You can find many articles and books with negative bias toward “extroverts“, especially in the U.S., such as Leadership Tip: Hire the Quiet Neurotic, Not the Impressive Extrovert” Quiet: The Power of Introverts in a World That Can’t Stop Talking. or The Introvert Advantage: How to Thrive in an Extrovert World

Saying that introverts are better than extroverts in leadership seems to me a bit too simplistic and worst, this assumption is not backed by serious studies. in addition, introversion is not necessarily linked to shyness or extroversion does not makes you the center of the party.

According to MBTI, I am an extrovert but although I do get energy and ideas by talking with people, I also like spending time alone without being bored. I am also not comfortable in big parties where I know nobody, I prefer one on one interactions.

Daniel H. Pink, author of  A WHOLE NEW MIND, describes  in a recent article the results of a study conducted by the University of Pennsylvania’s Wharton School of Management. In the study researchers collected data from sales representatives starting by giving them an often-used personality assessment that measures introversion and extroversion on a 1-to-7 scale, with 1 being most introverted and 7 being most extroverted. Then they tracked their performance over the next three months.

The introverts fared worst; they earned average revenue of $120 per hour.
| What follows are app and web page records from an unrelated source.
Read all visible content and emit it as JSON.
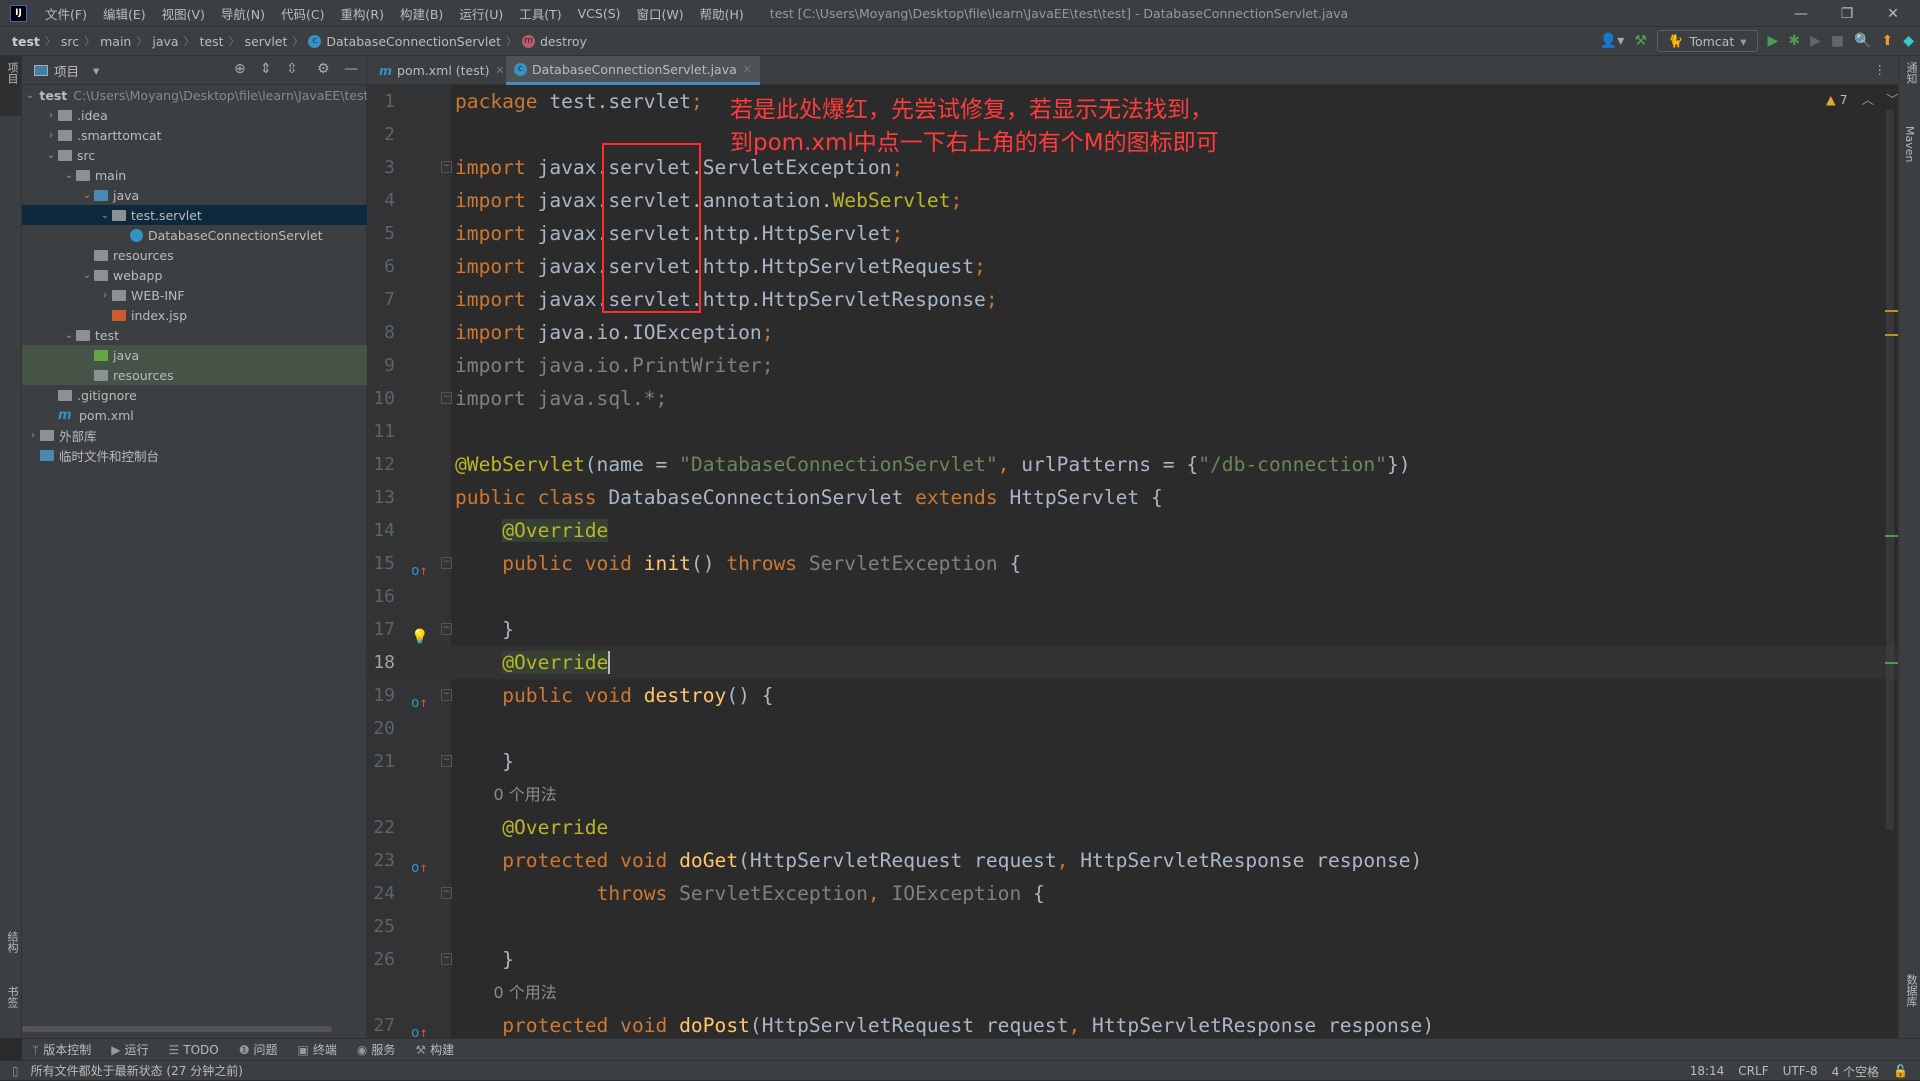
{
  "titlebar": {
    "logo": "IJ",
    "menus": [
      "文件(F)",
      "编辑(E)",
      "视图(V)",
      "导航(N)",
      "代码(C)",
      "重构(R)",
      "构建(B)",
      "运行(U)",
      "工具(T)",
      "VCS(S)",
      "窗口(W)",
      "帮助(H)"
    ],
    "title": "test [C:\\Users\\Moyang\\Desktop\\file\\learn\\JavaEE\\test\\test] - DatabaseConnectionServlet.java"
  },
  "breadcrumb": [
    "test",
    "src",
    "main",
    "java",
    "test",
    "servlet",
    "DatabaseConnectionServlet",
    "destroy"
  ],
  "toolbar": {
    "run_config": "Tomcat"
  },
  "left_strip": {
    "top": "项目",
    "structure": "结构",
    "bookmarks": "书签"
  },
  "right_strip": {
    "notifications": "通知",
    "maven": "Maven",
    "database": "数据库"
  },
  "project": {
    "header": "项目",
    "root_path": "C:\\Users\\Moyang\\Desktop\\file\\learn\\JavaEE\\test",
    "tree": [
      {
        "label": "test",
        "level": 0,
        "arrow": "open",
        "icon": "module",
        "bold": true
      },
      {
        "label": ".idea",
        "level": 1,
        "arrow": "closed",
        "icon": "folder"
      },
      {
        "label": ".smarttomcat",
        "level": 1,
        "arrow": "closed",
        "icon": "folder"
      },
      {
        "label": "src",
        "level": 1,
        "arrow": "open",
        "icon": "folder"
      },
      {
        "label": "main",
        "level": 2,
        "arrow": "open",
        "icon": "folder"
      },
      {
        "label": "java",
        "level": 3,
        "arrow": "open",
        "icon": "source-folder"
      },
      {
        "label": "test.servlet",
        "level": 4,
        "arrow": "open",
        "icon": "package",
        "selected": true
      },
      {
        "label": "DatabaseConnectionServlet",
        "level": 5,
        "icon": "class"
      },
      {
        "label": "resources",
        "level": 3,
        "icon": "resources-folder"
      },
      {
        "label": "webapp",
        "level": 3,
        "arrow": "open",
        "icon": "folder"
      },
      {
        "label": "WEB-INF",
        "level": 4,
        "arrow": "closed",
        "icon": "folder"
      },
      {
        "label": "index.jsp",
        "level": 4,
        "icon": "jsp"
      },
      {
        "label": "test",
        "level": 2,
        "arrow": "open",
        "icon": "folder"
      },
      {
        "label": "java",
        "level": 3,
        "icon": "test-folder",
        "highlight": true
      },
      {
        "label": "resources",
        "level": 3,
        "icon": "test-resources-folder",
        "highlight": true
      },
      {
        "label": ".gitignore",
        "level": 1,
        "icon": "ignore-file"
      },
      {
        "label": "pom.xml",
        "level": 1,
        "icon": "maven"
      },
      {
        "label": "外部库",
        "level": 0,
        "arrow": "closed",
        "icon": "library"
      },
      {
        "label": "临时文件和控制台",
        "level": 0,
        "icon": "scratch"
      }
    ]
  },
  "tabs": [
    {
      "label": "pom.xml (test)",
      "icon": "maven",
      "active": false
    },
    {
      "label": "DatabaseConnectionServlet.java",
      "icon": "class",
      "active": true
    }
  ],
  "editor": {
    "warnings": "7",
    "caret_line": "18",
    "note": [
      "若是此处爆红，先尝试修复，若显示无法找到，",
      "到pom.xml中点一下右上角的有个M的图标即可"
    ],
    "rows": [
      {
        "n": "1",
        "t": [
          [
            "kw",
            "package"
          ],
          [
            "id",
            " test.servlet"
          ],
          [
            "kw",
            ";"
          ]
        ]
      },
      {
        "n": "2",
        "t": []
      },
      {
        "n": "3",
        "fold": true,
        "t": [
          [
            "kw",
            "import"
          ],
          [
            "id",
            " javax.servlet.ServletException"
          ],
          [
            "kw",
            ";"
          ]
        ]
      },
      {
        "n": "4",
        "t": [
          [
            "kw",
            "import"
          ],
          [
            "id",
            " javax.servlet.annotation."
          ],
          [
            "ann",
            "WebServlet"
          ],
          [
            "kw",
            ";"
          ]
        ]
      },
      {
        "n": "5",
        "t": [
          [
            "kw",
            "import"
          ],
          [
            "id",
            " javax.servlet.http.HttpServlet"
          ],
          [
            "kw",
            ";"
          ]
        ]
      },
      {
        "n": "6",
        "t": [
          [
            "kw",
            "import"
          ],
          [
            "id",
            " javax.servlet.http.HttpServletRequest"
          ],
          [
            "kw",
            ";"
          ]
        ]
      },
      {
        "n": "7",
        "t": [
          [
            "kw",
            "import"
          ],
          [
            "id",
            " javax.servlet.http.HttpServletResponse"
          ],
          [
            "kw",
            ";"
          ]
        ]
      },
      {
        "n": "8",
        "t": [
          [
            "kw",
            "import"
          ],
          [
            "id",
            " java.io.IOException"
          ],
          [
            "kw",
            ";"
          ]
        ]
      },
      {
        "n": "9",
        "t": [
          [
            "gray",
            "import java.io.PrintWriter;"
          ]
        ]
      },
      {
        "n": "10",
        "fold": true,
        "t": [
          [
            "gray",
            "import java.sql.*;"
          ]
        ]
      },
      {
        "n": "11",
        "t": []
      },
      {
        "n": "12",
        "t": [
          [
            "ann",
            "@WebServlet"
          ],
          [
            "id",
            "(name = "
          ],
          [
            "str",
            "\"DatabaseConnectionServlet\""
          ],
          [
            "kw",
            ", "
          ],
          [
            "id",
            "urlPatterns = {"
          ],
          [
            "str",
            "\"/db-connection\""
          ],
          [
            "id",
            "})"
          ]
        ]
      },
      {
        "n": "13",
        "t": [
          [
            "kw",
            "public class "
          ],
          [
            "id",
            "DatabaseConnectionServlet "
          ],
          [
            "kw",
            "extends "
          ],
          [
            "id",
            "HttpServlet {"
          ]
        ]
      },
      {
        "n": "14",
        "t": [
          [
            "id",
            "    "
          ],
          [
            "ann annbg",
            "@Override"
          ]
        ]
      },
      {
        "n": "15",
        "gutter": "override",
        "fold": true,
        "t": [
          [
            "id",
            "    "
          ],
          [
            "kw",
            "public void "
          ],
          [
            "fn",
            "init"
          ],
          [
            "id",
            "() "
          ],
          [
            "kw",
            "throws "
          ],
          [
            "gray",
            "ServletException"
          ],
          [
            "id",
            " {"
          ]
        ]
      },
      {
        "n": "16",
        "t": []
      },
      {
        "n": "17",
        "gutter": "bulb",
        "fold": true,
        "t": [
          [
            "id",
            "    }"
          ]
        ]
      },
      {
        "n": "18",
        "caret": true,
        "t": [
          [
            "id",
            "    "
          ],
          [
            "ann annbg cursor",
            "@Override"
          ]
        ]
      },
      {
        "n": "19",
        "gutter": "override",
        "fold": true,
        "t": [
          [
            "id",
            "    "
          ],
          [
            "kw",
            "public void "
          ],
          [
            "fn",
            "destroy"
          ],
          [
            "id",
            "() {"
          ]
        ]
      },
      {
        "n": "20",
        "t": []
      },
      {
        "n": "21",
        "fold": true,
        "t": [
          [
            "id",
            "    }"
          ]
        ]
      },
      {
        "inlay": "0 个用法"
      },
      {
        "n": "22",
        "t": [
          [
            "id",
            "    "
          ],
          [
            "ann",
            "@Override"
          ]
        ]
      },
      {
        "n": "23",
        "gutter": "override",
        "t": [
          [
            "id",
            "    "
          ],
          [
            "kw",
            "protected void "
          ],
          [
            "fn",
            "doGet"
          ],
          [
            "id",
            "(HttpServletRequest request"
          ],
          [
            "kw",
            ", "
          ],
          [
            "id",
            "HttpServletResponse response)"
          ]
        ]
      },
      {
        "n": "24",
        "fold": true,
        "t": [
          [
            "id",
            "            "
          ],
          [
            "kw",
            "throws "
          ],
          [
            "gray",
            "ServletException"
          ],
          [
            "kw",
            ", "
          ],
          [
            "gray",
            "IOException"
          ],
          [
            "id",
            " {"
          ]
        ]
      },
      {
        "n": "25",
        "t": []
      },
      {
        "n": "26",
        "fold": true,
        "t": [
          [
            "id",
            "    }"
          ]
        ]
      },
      {
        "inlay": "0 个用法"
      },
      {
        "n": "27",
        "gutter": "override",
        "t": [
          [
            "id",
            "    "
          ],
          [
            "kw",
            "protected void "
          ],
          [
            "fn",
            "doPost"
          ],
          [
            "id",
            "(HttpServletRequest request"
          ],
          [
            "kw",
            ", "
          ],
          [
            "id",
            "HttpServletResponse response)"
          ]
        ]
      }
    ]
  },
  "tool_windows": [
    {
      "label": "版本控制",
      "icon": "vcs-icon"
    },
    {
      "label": "运行",
      "icon": "run-icon"
    },
    {
      "label": "TODO",
      "icon": "todo-icon"
    },
    {
      "label": "问题",
      "icon": "problems-icon"
    },
    {
      "label": "终端",
      "icon": "terminal-icon"
    },
    {
      "label": "服务",
      "icon": "services-icon"
    },
    {
      "label": "构建",
      "icon": "build-icon"
    }
  ],
  "status": {
    "message": "所有文件都处于最新状态 (27 分钟之前)",
    "position": "18:14",
    "line_ending": "CRLF",
    "encoding": "UTF-8",
    "indent": "4 个空格"
  },
  "colors": {
    "keyword": "#cc7832",
    "identifier": "#a9b7c6",
    "string": "#6a8759",
    "annotation": "#bbb529",
    "method": "#ffc66d",
    "annotation_red": "#ff3b3b"
  }
}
The extroverts performed slightly better, pulling in $125 per hour.

So, according to Daniel Pink, the best sales people are neither strongly introverted nor strongly extroverted, they are “ambiverts”.  
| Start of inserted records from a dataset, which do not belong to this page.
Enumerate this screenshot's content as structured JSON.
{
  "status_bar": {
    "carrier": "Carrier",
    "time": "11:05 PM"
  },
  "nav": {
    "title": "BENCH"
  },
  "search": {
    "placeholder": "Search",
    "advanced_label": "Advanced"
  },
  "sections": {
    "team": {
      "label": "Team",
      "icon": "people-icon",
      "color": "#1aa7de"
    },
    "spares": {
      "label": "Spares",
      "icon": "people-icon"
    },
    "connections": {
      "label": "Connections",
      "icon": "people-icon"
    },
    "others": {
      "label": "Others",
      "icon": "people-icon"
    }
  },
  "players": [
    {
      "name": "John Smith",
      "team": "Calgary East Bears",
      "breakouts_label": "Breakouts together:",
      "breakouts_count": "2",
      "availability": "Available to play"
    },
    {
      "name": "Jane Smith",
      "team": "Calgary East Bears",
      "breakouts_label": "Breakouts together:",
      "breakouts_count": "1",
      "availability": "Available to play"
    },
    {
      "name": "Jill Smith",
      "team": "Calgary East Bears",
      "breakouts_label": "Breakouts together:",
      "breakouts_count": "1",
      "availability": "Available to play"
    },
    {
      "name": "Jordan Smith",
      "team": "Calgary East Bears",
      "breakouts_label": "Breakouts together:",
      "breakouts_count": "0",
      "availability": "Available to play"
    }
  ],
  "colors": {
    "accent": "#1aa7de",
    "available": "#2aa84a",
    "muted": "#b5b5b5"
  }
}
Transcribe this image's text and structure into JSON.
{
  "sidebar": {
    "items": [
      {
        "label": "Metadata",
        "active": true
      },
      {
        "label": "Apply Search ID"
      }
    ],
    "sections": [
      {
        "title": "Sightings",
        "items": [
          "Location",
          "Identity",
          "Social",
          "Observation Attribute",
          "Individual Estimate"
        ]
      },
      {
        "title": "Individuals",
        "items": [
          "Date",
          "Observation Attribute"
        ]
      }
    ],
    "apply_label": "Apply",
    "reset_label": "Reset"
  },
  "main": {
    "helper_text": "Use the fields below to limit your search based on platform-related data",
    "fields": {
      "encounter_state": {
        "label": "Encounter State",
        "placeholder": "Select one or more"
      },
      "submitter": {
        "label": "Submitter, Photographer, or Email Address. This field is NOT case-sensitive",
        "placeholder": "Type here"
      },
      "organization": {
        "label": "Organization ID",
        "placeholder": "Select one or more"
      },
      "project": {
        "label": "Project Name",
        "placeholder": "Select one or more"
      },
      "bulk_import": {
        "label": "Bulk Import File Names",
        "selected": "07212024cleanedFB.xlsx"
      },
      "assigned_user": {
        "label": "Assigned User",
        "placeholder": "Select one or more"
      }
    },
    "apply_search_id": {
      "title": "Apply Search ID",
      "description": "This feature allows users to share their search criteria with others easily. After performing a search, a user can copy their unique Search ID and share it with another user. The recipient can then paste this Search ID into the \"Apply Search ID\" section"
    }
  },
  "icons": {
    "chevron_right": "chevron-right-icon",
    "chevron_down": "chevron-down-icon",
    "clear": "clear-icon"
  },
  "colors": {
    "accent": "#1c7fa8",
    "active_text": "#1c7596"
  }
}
Ambiverts tend to know when to push and when to hold back, when to speak up and when to shut up. 

I am Extrovert but with a low % and I test positive as an Ambivert in Daniel Pinks’ test : http://www.danpink.com/assessment

I also think that best leaders are the ones who have high listening skills and emotional intelligence regardless of being extroverts or introverts.
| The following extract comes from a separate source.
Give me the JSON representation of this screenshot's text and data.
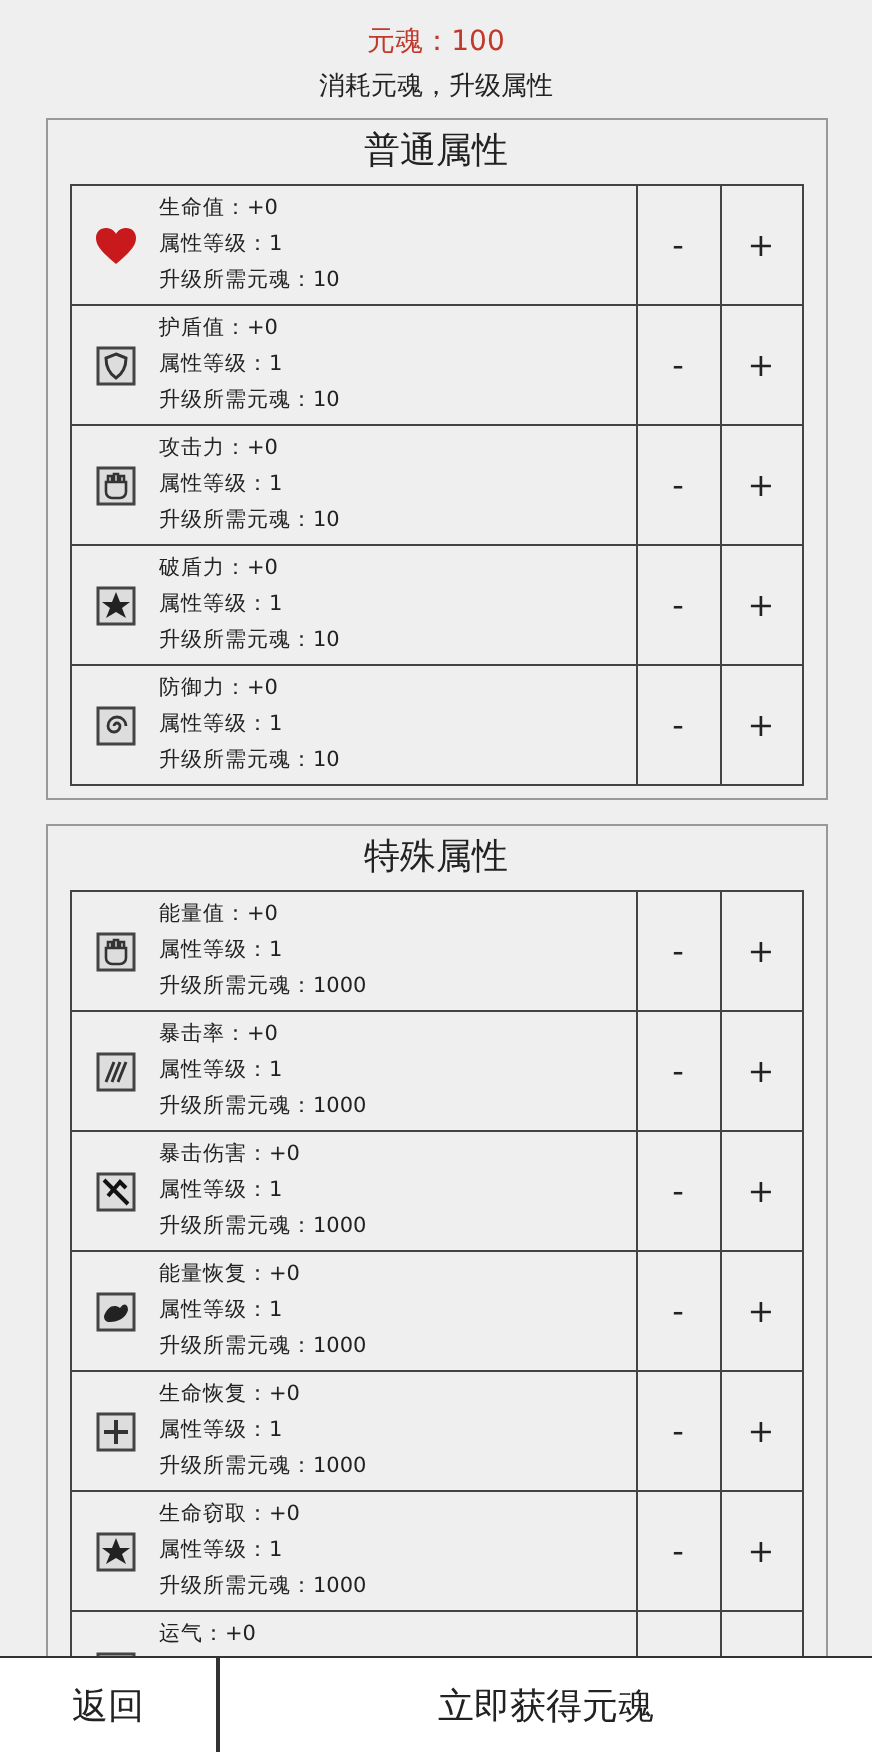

Personality traits in multicultural teams

American culture is often described as being dominated by extroverts. It is true that compared to other cultures, such as French, Russian or Japanese,  American children are taught at very young age to speak in public, develop self-confidence and believe they can do anything if they adopt a positive and outgoing attitude.

However, it is not clear if culture has a strong influence on personality traits in adults as all cultures seemed to have extroverts and introverts.  Some studies have shown that personality traits have a single normal distribution replicated in each human society, while other researches tend to prove that culture influences socialization patterns, which in turn shapes some of the variance of personality. I believe it is very difficult to draw a clear line between innate and acquired personality traits.

Deloitte Australia had the opportunity to evaluate impact on culture and individual personalities in a  “new” team working on a 3 month project in Australia. The project team consisted of 7 members from Spain (the team leader), Australia, Japan, the United States and Germany (the team members), as well as the client who was from Australia. Intriguingly, it appears that the expectation of

“cultural differences caused team members to become more conscious of their own behaviors and to become more flexible and adaptive. Moreover, cultural diversity provided a unique point of connectivity and enjoyment”


Extrovert leaders are not worse than introvert ones because introversion and extroversion have nothing to do with today’s leadership. Data also show no clear evidence that extroverts are better sale people than introverts.

Personality tests should be used with caution and more as a discussion base to help individuals discover their own behavior and communication style rather than stereotyping and stigmatizing people especially in highly diverse environments.

In multicultural teams, it is not clear if cultural differences are related to the country of origin or to the individual personality, or both, but well managed, cultural diversity can lead to better performance.

Related articles

%d bloggers like this: